The development of the first chromogenic peptide substrate S-2160™ in the early Seventies, initiated the introduction of photometry in hematology. Today, there are many tests based on chromogenic substrates for coagulation factors. These tests can be performed manually or on automated analytical systems with high specificity, sensitivity and accuracy.
Important, non-chromogenic-based products include kits for APC resistance (APTT-test).
Chromogenix has well-documented chromogenic test kits for the determination of antithrombin activity in human plasma. The first commercial kit developed was Coatest® Antithrombin (discontinued), which over the years became an established assay worldwide. The Coamatic® Antithrombin kits are the latest development in a line of chromogenic products. A major advantage is that they are based on factor Xa instead of thrombin, thereby eliminating the risk of overestimating the antithrombin level due to the influence of heparin cofactor II. All kits offer a broad measuring range and good reagent stability.
Chromogenix Coamatic® Antithrombin is a chromogenic heparin cofactor assay for the specific determination of antithrombin activity in plasma. The use of factor Xa eliminates interference from heparin cofactor II and allows accurate antithrombin determination in patients receiving heparin therapy.

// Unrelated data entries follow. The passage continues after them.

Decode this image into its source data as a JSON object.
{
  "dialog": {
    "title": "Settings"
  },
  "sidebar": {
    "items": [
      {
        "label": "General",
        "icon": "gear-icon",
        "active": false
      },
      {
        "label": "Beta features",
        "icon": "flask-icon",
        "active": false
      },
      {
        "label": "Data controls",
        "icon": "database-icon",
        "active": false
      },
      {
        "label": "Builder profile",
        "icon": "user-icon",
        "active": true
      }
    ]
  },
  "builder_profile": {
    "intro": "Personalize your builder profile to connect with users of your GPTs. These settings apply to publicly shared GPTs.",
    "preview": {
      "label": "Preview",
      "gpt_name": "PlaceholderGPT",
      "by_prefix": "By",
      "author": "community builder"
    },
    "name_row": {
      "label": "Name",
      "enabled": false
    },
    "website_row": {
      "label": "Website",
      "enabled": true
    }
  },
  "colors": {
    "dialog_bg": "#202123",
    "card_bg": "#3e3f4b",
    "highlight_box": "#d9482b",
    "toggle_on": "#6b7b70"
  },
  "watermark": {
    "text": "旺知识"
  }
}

The assay also discriminates better between antithrombin- deficient and non-antithrombin-deficient individuals compared to a conventional thrombinbased assay. The kit is adapted for use with a wide range of automatic analyzers, achieving comparable reaction conditions on the different analyzers.
Diluted plasma is incubated with an excess of factor Xa in the presence of heparin. The residual quantity of factor Xa is determined by the rate of hydrolysis of the chromogenic substrate S-2765™. The pNA release measured at 405 nm is inversely proportional to the antithrombin level in the range 0-125% of normal plasma.

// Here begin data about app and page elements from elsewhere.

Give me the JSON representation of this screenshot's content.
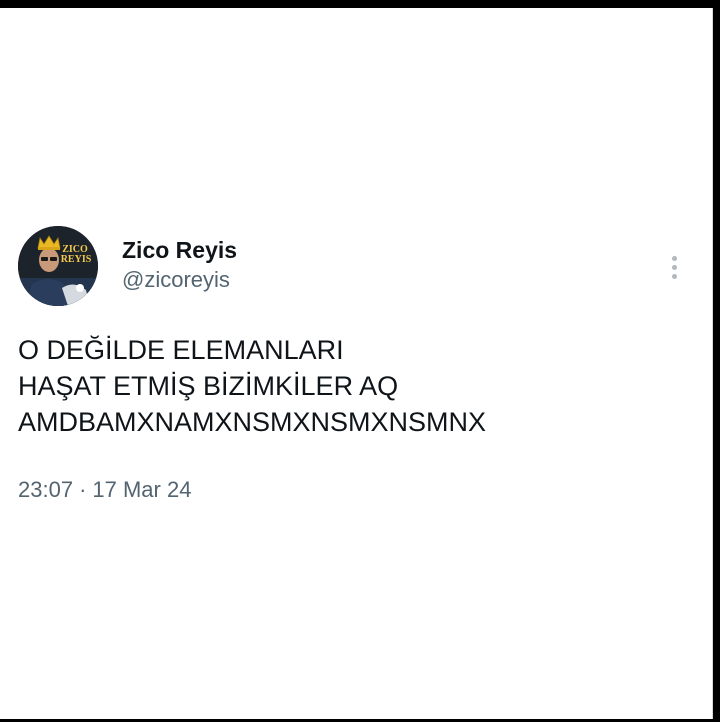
{
  "tweet": {
    "author": {
      "display_name": "Zico Reyis",
      "handle": "@zicoreyis",
      "avatar_text": [
        "ZICO",
        "REYIS"
      ]
    },
    "text_lines": [
      "O DEĞİLDE ELEMANLARI",
      "HAŞAT ETMİŞ BİZİMKİLER AQ",
      "AMDBAMXNAMXNSMXNSMXNSMNX"
    ],
    "time": "23:07",
    "separator": "·",
    "date": "17 Mar 24",
    "more_icon": "more-vertical-icon"
  },
  "colors": {
    "text_primary": "#0f1419",
    "text_secondary": "#536471",
    "background": "#ffffff"
  }
}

Specificity and interfering factors
No influence from heparin cofactor II, a2-macroglobulin or trypsin inhibitor. No drug interference reported.
Contact activation of plasma may result in the underestimation of antithrombin. Bilirubin, hemoglobin and plasma from hyperlipaemic patients interfere in absorbance readings in the stopped method. In these cases individual plasma blanks are necessary.

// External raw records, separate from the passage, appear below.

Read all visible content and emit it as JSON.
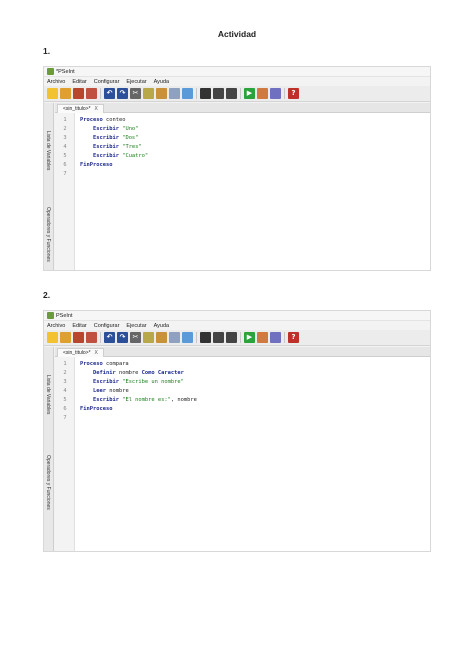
{
  "document": {
    "title": "Actividad",
    "section1_number": "1.",
    "section2_number": "2."
  },
  "app1": {
    "window_title": "*PSeInt",
    "menu": [
      "Archivo",
      "Editar",
      "Configurar",
      "Ejecutar",
      "Ayuda"
    ],
    "file_tab": "<sin_titulo>*",
    "tab_close": "X",
    "side_tabs": [
      "Lista de Variables",
      "Operadores y Funciones"
    ],
    "lines": [
      {
        "n": "1",
        "parts": [
          {
            "t": "Proceso",
            "c": "kw"
          },
          {
            "t": " conteo",
            "c": "id"
          }
        ]
      },
      {
        "n": "2",
        "parts": [
          {
            "t": "    Escribir",
            "c": "kw"
          },
          {
            "t": " \"Uno\"",
            "c": "str"
          }
        ]
      },
      {
        "n": "3",
        "parts": [
          {
            "t": "    Escribir",
            "c": "kw"
          },
          {
            "t": " \"Dos\"",
            "c": "str"
          }
        ]
      },
      {
        "n": "4",
        "parts": [
          {
            "t": "    Escribir",
            "c": "kw"
          },
          {
            "t": " \"Tres\"",
            "c": "str"
          }
        ]
      },
      {
        "n": "5",
        "parts": [
          {
            "t": "    Escribir",
            "c": "kw"
          },
          {
            "t": " \"Cuatro\"",
            "c": "str"
          }
        ]
      },
      {
        "n": "6",
        "parts": [
          {
            "t": "FinProceso",
            "c": "kw"
          }
        ]
      },
      {
        "n": "7",
        "parts": []
      }
    ]
  },
  "app2": {
    "window_title": "PSeInt",
    "menu": [
      "Archivo",
      "Editar",
      "Configurar",
      "Ejecutar",
      "Ayuda"
    ],
    "file_tab": "<sin_titulo>*",
    "tab_close": "X",
    "side_tabs": [
      "Lista de Variables",
      "Operadores y Funciones"
    ],
    "lines": [
      {
        "n": "1",
        "parts": [
          {
            "t": "Proceso",
            "c": "kw"
          },
          {
            "t": " compara",
            "c": "id"
          }
        ]
      },
      {
        "n": "2",
        "parts": [
          {
            "t": "    Definir",
            "c": "kw"
          },
          {
            "t": " nombre ",
            "c": "id"
          },
          {
            "t": "Como Caracter",
            "c": "kw"
          }
        ]
      },
      {
        "n": "3",
        "parts": [
          {
            "t": "    Escribir",
            "c": "kw"
          },
          {
            "t": " \"Escribe un nombre\"",
            "c": "str"
          }
        ]
      },
      {
        "n": "4",
        "parts": [
          {
            "t": "    Leer",
            "c": "kw"
          },
          {
            "t": " nombre",
            "c": "id"
          }
        ]
      },
      {
        "n": "5",
        "parts": [
          {
            "t": "    Escribir",
            "c": "kw"
          },
          {
            "t": " \"El nombre es:\"",
            "c": "str"
          },
          {
            "t": ", nombre",
            "c": "id"
          }
        ]
      },
      {
        "n": "6",
        "parts": [
          {
            "t": "FinProceso",
            "c": "kw"
          }
        ]
      },
      {
        "n": "7",
        "parts": []
      }
    ]
  },
  "toolbar_icons": [
    {
      "name": "new-file-icon",
      "color": "#f2c230",
      "glyph": ""
    },
    {
      "name": "open-folder-icon",
      "color": "#e0a030",
      "glyph": ""
    },
    {
      "name": "save-icon",
      "color": "#b8462f",
      "glyph": ""
    },
    {
      "name": "save-as-icon",
      "color": "#c05040",
      "glyph": ""
    },
    {
      "sep": true
    },
    {
      "name": "undo-icon",
      "color": "#2c4f9a",
      "glyph": "↶"
    },
    {
      "name": "redo-icon",
      "color": "#2c4f9a",
      "glyph": "↷"
    },
    {
      "name": "cut-icon",
      "color": "#666666",
      "glyph": "✂"
    },
    {
      "name": "copy-icon",
      "color": "#b9a84a",
      "glyph": ""
    },
    {
      "name": "paste-icon",
      "color": "#c9913a",
      "glyph": ""
    },
    {
      "name": "indent-icon",
      "color": "#8fa0c0",
      "glyph": ""
    },
    {
      "name": "comment-icon",
      "color": "#5a9ad8",
      "glyph": ""
    },
    {
      "sep": true
    },
    {
      "name": "search-icon",
      "color": "#333333",
      "glyph": ""
    },
    {
      "name": "search-next-icon",
      "color": "#444444",
      "glyph": ""
    },
    {
      "name": "replace-icon",
      "color": "#444444",
      "glyph": ""
    },
    {
      "sep": true
    },
    {
      "name": "run-icon",
      "color": "#2aa33a",
      "glyph": "▶"
    },
    {
      "name": "step-icon",
      "color": "#d07a40",
      "glyph": ""
    },
    {
      "name": "flowchart-icon",
      "color": "#7070c0",
      "glyph": ""
    },
    {
      "sep": true
    },
    {
      "name": "help-icon",
      "color": "#c0302a",
      "glyph": "?"
    }
  ]
}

Chromogenix Coamatic® LR (liquid reagents) Antithrombin is a chromogenic heparin cofactor assay for the determination of antithrombin activity in undiluted plasma. The reagents of the kit are both in liquid formulation. The use of factor Xa eliminates interference from heparin cofactor II and allows accurate antithrombin determination in patients receiving heparin therapy.
Plasma is incubated with an excess of factor Xa in the presence of heparin. The residual activity of factor Xa is determined by the rate of hydrolysis of the chromogenic substrate S-2772™. The pNA release measured at 405 nm is inversely proportional to the antithrombin level in the range 0-125% of normal plasma.
Specificity and interfering factors
No influence from heparin cofactor II. No drug interference reported.